▸ YOUR GOAL:
Copy each line of the entries that includes the word "Acceptă".

Items from an interface collection
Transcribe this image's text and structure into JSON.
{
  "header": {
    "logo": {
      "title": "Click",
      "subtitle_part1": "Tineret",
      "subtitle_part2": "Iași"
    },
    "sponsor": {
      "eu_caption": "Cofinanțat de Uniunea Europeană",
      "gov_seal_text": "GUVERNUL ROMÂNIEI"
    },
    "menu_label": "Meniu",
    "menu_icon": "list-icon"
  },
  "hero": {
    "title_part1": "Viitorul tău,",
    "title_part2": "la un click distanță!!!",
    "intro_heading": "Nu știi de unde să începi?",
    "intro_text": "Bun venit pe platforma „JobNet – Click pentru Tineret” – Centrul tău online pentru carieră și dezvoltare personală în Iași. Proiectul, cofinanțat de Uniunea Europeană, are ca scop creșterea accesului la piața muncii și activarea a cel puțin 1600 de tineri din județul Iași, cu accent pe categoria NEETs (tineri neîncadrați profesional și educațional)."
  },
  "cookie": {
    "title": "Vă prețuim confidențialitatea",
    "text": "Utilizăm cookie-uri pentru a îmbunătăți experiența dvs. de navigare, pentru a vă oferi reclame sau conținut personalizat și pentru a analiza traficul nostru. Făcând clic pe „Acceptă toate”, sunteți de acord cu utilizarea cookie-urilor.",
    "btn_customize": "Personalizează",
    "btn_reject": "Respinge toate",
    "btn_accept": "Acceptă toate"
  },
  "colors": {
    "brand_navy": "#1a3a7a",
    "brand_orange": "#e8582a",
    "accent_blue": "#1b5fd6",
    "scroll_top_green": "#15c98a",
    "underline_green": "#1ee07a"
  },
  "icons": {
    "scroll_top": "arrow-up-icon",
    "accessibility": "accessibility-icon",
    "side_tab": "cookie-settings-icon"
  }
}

▸ TASK SOLUTION:
    "text": "Utilizăm cookie-uri pentru a îmbunătăți experiența dvs. de navigare, pentru a vă oferi reclame sau conținut personalizat și pentru a analiza traficul nostru. Făcând clic pe „Acceptă toate”, sunteți de acord cu utilizarea cookie-urilor.",
    "btn_accept": "Acceptă toate"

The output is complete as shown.